- Will you cover the entire monthly premium or cost share?
- Will you cover co-pays/deductibles?
- Will you cover prescription medication or prescription insurance?
- Monthly premium costs:
- Transportation costs (metro card? monthly pass? etc)
- Vacation time coverage (who will cover hours and at what cost when your nanny is on her PTO?)
- Coverage for federal holidays/holiday schedule
Additional Optional Benefits/Expenses:
- Annual “home leave” trip (round trip airfare or miles to their home leave point)- this would be outside of the ticket you provide to arrive and depart in the US but is often a customary (and much appreciated) benefit (i.e. one trip “home” a year – in some countries out side of this US, this is required)
- Dental Insurance or dental check ups
- Mobile phone and/or data plan
- Internet/WiFi access
- Calling cards for international calls
If you missed the other posts in the Nanny Series, check out:
- The B1 Domestic Worker Visa Application Process
- Stateside Processing for B1 Domestic Worker
- How to Ensure a Smooth Transition to the US for your B1 Domestic Helper
Author’s Note: Please be advised that this series is meant to shed some light on the process of bringing a domestic helper back with you from post or other foreign assignment as part of the B1 Domestic Worker Visa program.
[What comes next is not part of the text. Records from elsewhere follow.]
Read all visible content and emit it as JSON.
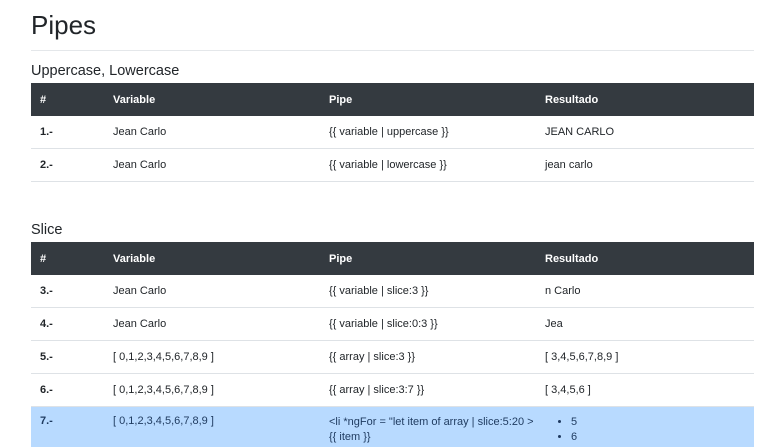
{
  "page": {
    "title": "Pipes"
  },
  "columns": [
    "#",
    "Variable",
    "Pipe",
    "Resultado"
  ],
  "sections": [
    {
      "heading": "Uppercase, Lowercase",
      "rows": [
        {
          "num": "1.-",
          "variable": "Jean Carlo",
          "pipe": "{{ variable | uppercase }}",
          "result": "JEAN CARLO"
        },
        {
          "num": "2.-",
          "variable": "Jean Carlo",
          "pipe": "{{ variable | lowercase }}",
          "result": "jean carlo"
        }
      ]
    },
    {
      "heading": "Slice",
      "rows": [
        {
          "num": "3.-",
          "variable": "Jean Carlo",
          "pipe": "{{ variable | slice:3 }}",
          "result": "n Carlo"
        },
        {
          "num": "4.-",
          "variable": "Jean Carlo",
          "pipe": "{{ variable | slice:0:3 }}",
          "result": "Jea"
        },
        {
          "num": "5.-",
          "variable": "[ 0,1,2,3,4,5,6,7,8,9 ]",
          "pipe": "{{ array | slice:3 }}",
          "result": "[ 3,4,5,6,7,8,9 ]"
        },
        {
          "num": "6.-",
          "variable": "[ 0,1,2,3,4,5,6,7,8,9 ]",
          "pipe": "{{ array | slice:3:7 }}",
          "result": "[ 3,4,5,6 ]"
        },
        {
          "num": "7.-",
          "variable": "[ 0,1,2,3,4,5,6,7,8,9 ]",
          "pipe": "<li *ngFor = \"let item of array | slice:5:20 > {{ item }}",
          "result_items": [
            "5",
            "6"
          ]
        }
      ]
    }
  ]
}
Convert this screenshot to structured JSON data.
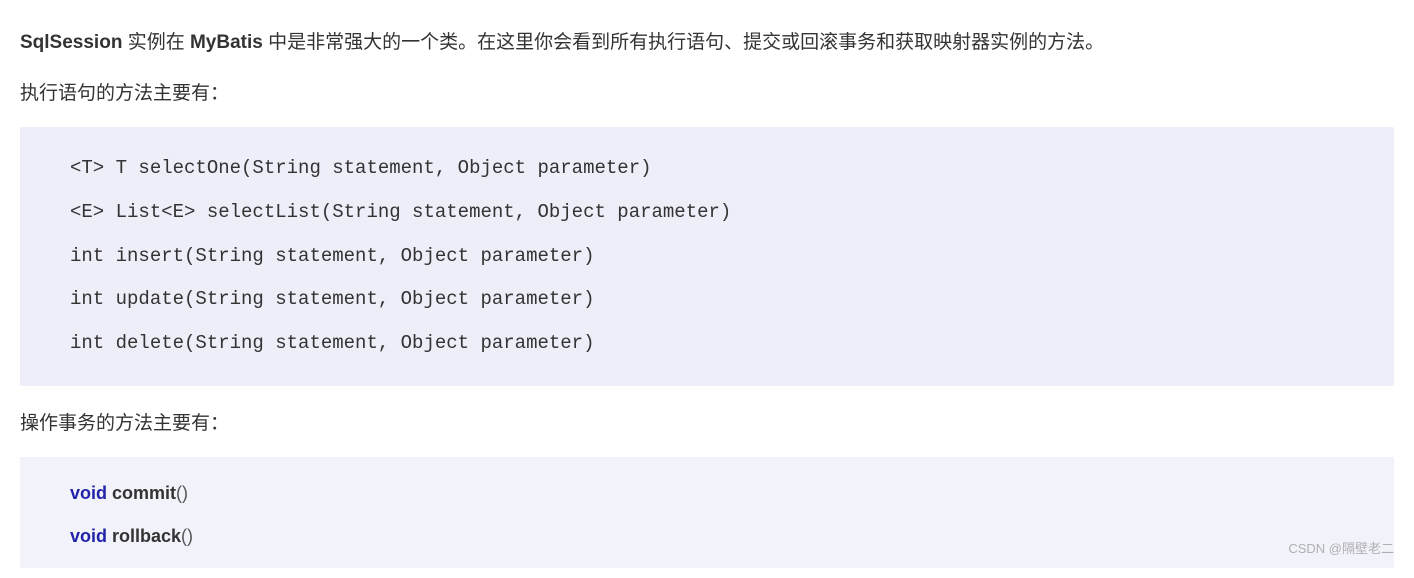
{
  "intro": {
    "part1": "SqlSession",
    "part2": " 实例在 ",
    "part3": "MyBatis",
    "part4": " 中是非常强大的一个类。在这里你会看到所有执行语句、提交或回滚事务和获取映射器实例的方法。"
  },
  "sub1": "执行语句的方法主要有：",
  "code1": {
    "l1": "<T> T selectOne(String statement, Object parameter)",
    "l2": "<E> List<E> selectList(String statement, Object parameter)",
    "l3": "int insert(String statement, Object parameter)",
    "l4": "int update(String statement, Object parameter)",
    "l5": "int delete(String statement, Object parameter)"
  },
  "sub2": "操作事务的方法主要有：",
  "code2": {
    "l1_kw": "void",
    "l1_fn": " commit",
    "l1_p": "()",
    "l2_kw": "void",
    "l2_fn": " rollback",
    "l2_p": "()"
  },
  "watermark": "CSDN @隔壁老二"
}
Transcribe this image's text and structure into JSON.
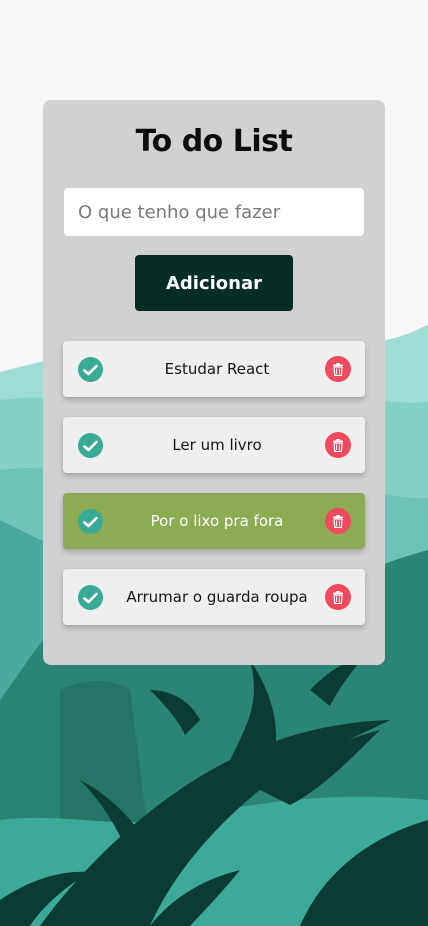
{
  "title": "To do List",
  "input": {
    "placeholder": "O que tenho que fazer",
    "value": ""
  },
  "add_button": {
    "label": "Adicionar"
  },
  "tasks": [
    {
      "label": "Estudar React",
      "done": false
    },
    {
      "label": "Ler um livro",
      "done": false
    },
    {
      "label": "Por o lixo pra fora",
      "done": true
    },
    {
      "label": "Arrumar o guarda roupa",
      "done": false
    }
  ],
  "icons": {
    "complete": "check-circle-icon",
    "delete": "trash-icon"
  },
  "colors": {
    "card_bg": "#d1d1d1",
    "button_bg": "#032d25",
    "check": "#39ab95",
    "delete": "#ef4a5d",
    "done_item": "#8dab55"
  }
}
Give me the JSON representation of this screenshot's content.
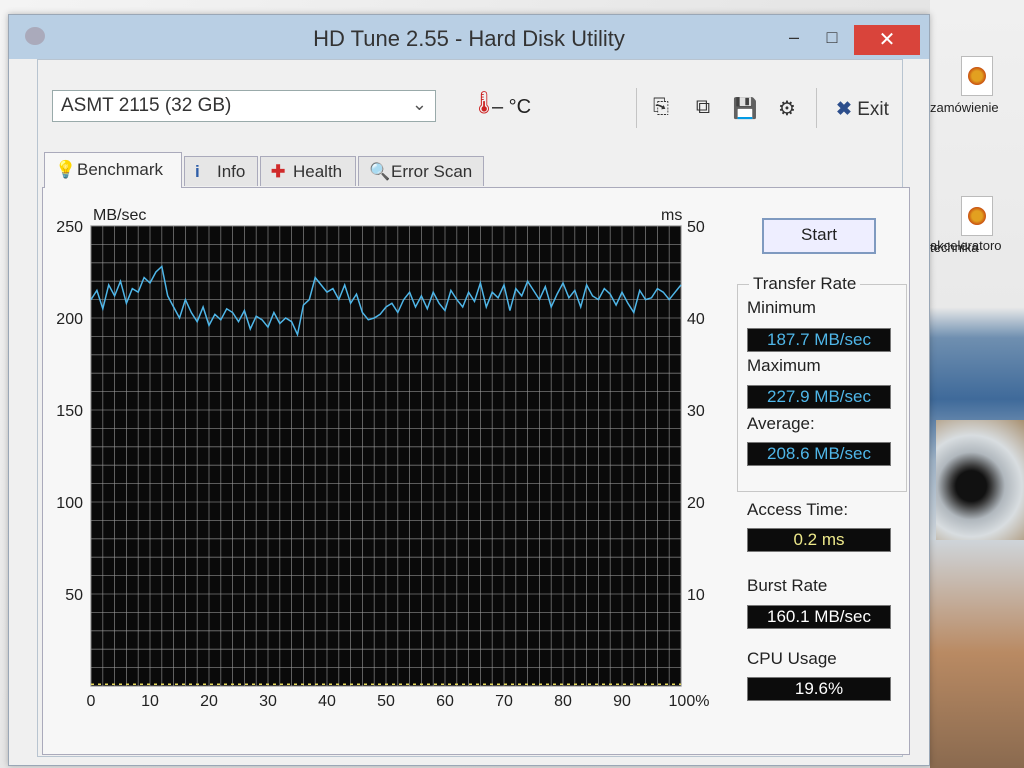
{
  "desktop": {
    "icons": [
      {
        "label": "zamówienie"
      },
      {
        "label": "technika"
      },
      {
        "label": "akceleratoro"
      }
    ]
  },
  "window": {
    "title": "HD Tune 2.55 - Hard Disk Utility",
    "controls": {
      "minimize": "–",
      "maximize": "□",
      "close": "✕"
    }
  },
  "toolbar": {
    "drive": "ASMT    2115 (32 GB)",
    "temperature": "– °C",
    "exit_label": "Exit"
  },
  "tabs": [
    {
      "label": "Benchmark",
      "active": true
    },
    {
      "label": "Info"
    },
    {
      "label": "Health"
    },
    {
      "label": "Error Scan"
    }
  ],
  "controls": {
    "start_label": "Start"
  },
  "stats": {
    "transfer_rate_title": "Transfer Rate",
    "minimum_label": "Minimum",
    "minimum_value": "187.7 MB/sec",
    "maximum_label": "Maximum",
    "maximum_value": "227.9 MB/sec",
    "average_label": "Average:",
    "average_value": "208.6 MB/sec",
    "access_time_label": "Access Time:",
    "access_time_value": "0.2 ms",
    "burst_rate_label": "Burst Rate",
    "burst_rate_value": "160.1 MB/sec",
    "cpu_usage_label": "CPU Usage",
    "cpu_usage_value": "19.6%"
  },
  "colors": {
    "plot_bg": "#0a0a0a",
    "grid": "#9a9a9a",
    "transfer_line": "#4fb6e8",
    "access_line": "#e6d85a"
  },
  "chart_data": {
    "type": "line",
    "xlabel": "",
    "ylabel": "MB/sec",
    "y2label": "ms",
    "xlim": [
      0,
      100
    ],
    "ylim": [
      0,
      250
    ],
    "y2lim": [
      0,
      50
    ],
    "x_ticks": [
      "0",
      "10",
      "20",
      "30",
      "40",
      "50",
      "60",
      "70",
      "80",
      "90",
      "100%"
    ],
    "y_ticks": [
      "250",
      "200",
      "150",
      "100",
      "50"
    ],
    "y2_ticks": [
      "50",
      "40",
      "30",
      "20",
      "10"
    ],
    "series": [
      {
        "values_x": [
          0,
          1,
          2,
          3,
          4,
          5,
          6,
          7,
          8,
          9,
          10,
          11,
          12,
          13,
          14,
          15,
          16,
          17,
          18,
          19,
          20,
          21,
          22,
          23,
          24,
          25,
          26,
          27,
          28,
          29,
          30,
          31,
          32,
          33,
          34,
          35,
          36,
          37,
          38,
          39,
          40,
          41,
          42,
          43,
          44,
          45,
          46,
          47,
          48,
          49,
          50,
          51,
          52,
          53,
          54,
          55,
          56,
          57,
          58,
          59,
          60,
          61,
          62,
          63,
          64,
          65,
          66,
          67,
          68,
          69,
          70,
          71,
          72,
          73,
          74,
          75,
          76,
          77,
          78,
          79,
          80,
          81,
          82,
          83,
          84,
          85,
          86,
          87,
          88,
          89,
          90,
          91,
          92,
          93,
          94,
          95,
          96,
          97,
          98,
          99,
          100
        ],
        "values_y": [
          210,
          215,
          205,
          218,
          212,
          220,
          208,
          216,
          214,
          222,
          219,
          225,
          228,
          212,
          206,
          200,
          210,
          203,
          198,
          206,
          196,
          202,
          199,
          205,
          203,
          198,
          204,
          194,
          201,
          199,
          195,
          203,
          197,
          200,
          198,
          191,
          207,
          210,
          222,
          218,
          214,
          216,
          210,
          218,
          208,
          213,
          203,
          199,
          200,
          202,
          206,
          208,
          203,
          210,
          214,
          206,
          212,
          205,
          214,
          208,
          204,
          215,
          210,
          206,
          214,
          209,
          219,
          206,
          214,
          211,
          218,
          204,
          216,
          212,
          220,
          215,
          210,
          217,
          206,
          213,
          219,
          211,
          215,
          206,
          218,
          212,
          210,
          216,
          213,
          207,
          214,
          208,
          203,
          215,
          210,
          211,
          216,
          214,
          210,
          214,
          218
        ]
      },
      {
        "values_x": [
          0,
          100
        ],
        "values_y": [
          0.2,
          0.2
        ]
      }
    ]
  }
}
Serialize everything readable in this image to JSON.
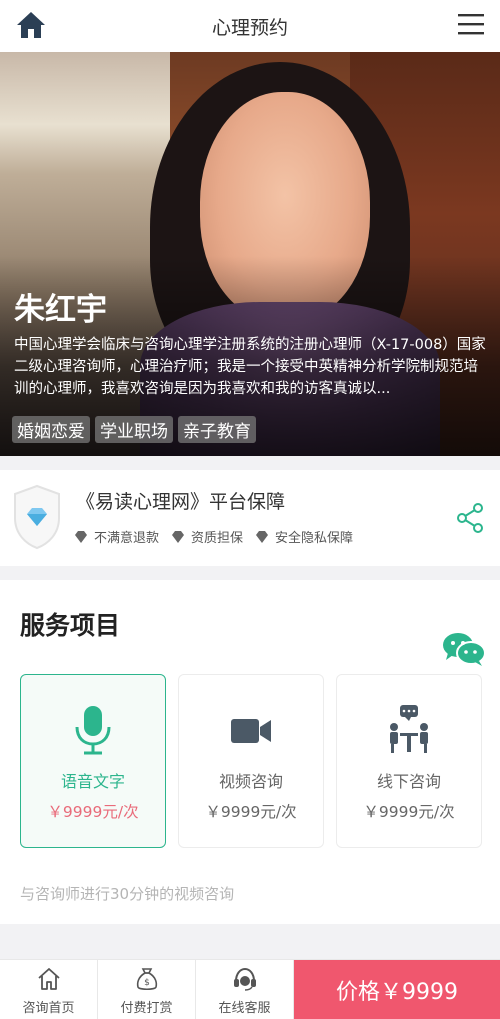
{
  "header": {
    "title": "心理预约",
    "home_icon": "home-icon",
    "menu_icon": "hamburger-menu-icon"
  },
  "counselor": {
    "name": "朱红宇",
    "bio": "中国心理学会临床与咨询心理学注册系统的注册心理师（X-17-008）国家二级心理咨询师，心理治疗师；我是一个接受中英精神分析学院制规范培训的心理师，我喜欢咨询是因为我喜欢和我的访客真诚以...",
    "tags": [
      "婚姻恋爱",
      "学业职场",
      "亲子教育"
    ]
  },
  "guarantee": {
    "title": "《易读心理网》平台保障",
    "items": [
      "不满意退款",
      "资质担保",
      "安全隐私保障"
    ],
    "accent": "#2cb58d"
  },
  "services": {
    "title": "服务项目",
    "options": [
      {
        "name": "语音文字",
        "price": "￥9999元/次",
        "icon": "microphone-icon",
        "selected": true
      },
      {
        "name": "视频咨询",
        "price": "￥9999元/次",
        "icon": "video-camera-icon",
        "selected": false
      },
      {
        "name": "线下咨询",
        "price": "￥9999元/次",
        "icon": "face-to-face-icon",
        "selected": false
      }
    ],
    "description": "与咨询师进行30分钟的视频咨询"
  },
  "bottom_bar": {
    "tabs": [
      {
        "label": "咨询首页",
        "icon": "home-outline-icon"
      },
      {
        "label": "付费打赏",
        "icon": "money-bag-icon"
      },
      {
        "label": "在线客服",
        "icon": "headset-icon"
      }
    ],
    "price_button": "价格￥9999",
    "price_color": "#f0576e"
  }
}
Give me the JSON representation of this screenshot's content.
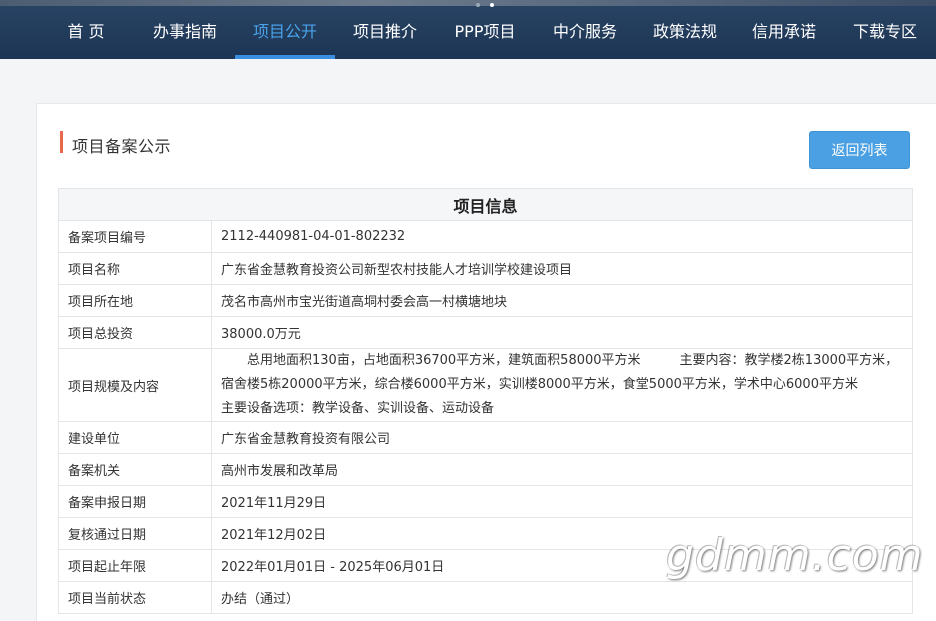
{
  "nav": {
    "items": [
      {
        "label": "首 页"
      },
      {
        "label": "办事指南"
      },
      {
        "label": "项目公开"
      },
      {
        "label": "项目推介"
      },
      {
        "label": "PPP项目"
      },
      {
        "label": "中介服务"
      },
      {
        "label": "政策法规"
      },
      {
        "label": "信用承诺"
      },
      {
        "label": "下载专区"
      }
    ],
    "active_index": 2
  },
  "page": {
    "title": "项目备案公示",
    "back_button": "返回列表"
  },
  "table": {
    "header": "项目信息",
    "rows": [
      {
        "label": "备案项目编号",
        "value": "2112-440981-04-01-802232"
      },
      {
        "label": "项目名称",
        "value": "广东省金慧教育投资公司新型农村技能人才培训学校建设项目"
      },
      {
        "label": "项目所在地",
        "value": "茂名市高州市宝光街道高垌村委会高一村横塘地块"
      },
      {
        "label": "项目总投资",
        "value": "38000.0万元"
      },
      {
        "label": "项目规模及内容",
        "value": "　　总用地面积130亩，占地面积36700平方米，建筑面积58000平方米　　　主要内容：教学楼2栋13000平方米，宿舍楼5栋20000平方米，综合楼6000平方米，实训楼8000平方米，食堂5000平方米，学术中心6000平方米　　　主要设备选项：教学设备、实训设备、运动设备"
      },
      {
        "label": "建设单位",
        "value": "广东省金慧教育投资有限公司"
      },
      {
        "label": "备案机关",
        "value": "高州市发展和改革局"
      },
      {
        "label": "备案申报日期",
        "value": "2021年11月29日"
      },
      {
        "label": "复核通过日期",
        "value": "2021年12月02日"
      },
      {
        "label": "项目起止年限",
        "value": "2022年01月01日 - 2025年06月01日"
      },
      {
        "label": "项目当前状态",
        "value": "办结（通过）"
      }
    ]
  },
  "watermark": "gdmm.com",
  "colors": {
    "nav_bg": "#1c3554",
    "nav_active": "#4aa3ea",
    "accent_bar": "#e9674a",
    "button_bg": "#4aa0e2"
  }
}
This is not official, legal, or immigration guidance. As always, please check with your local consular section, tax professionals, federal regulations and official state laws related to domestic employment for the most updated information and requirements.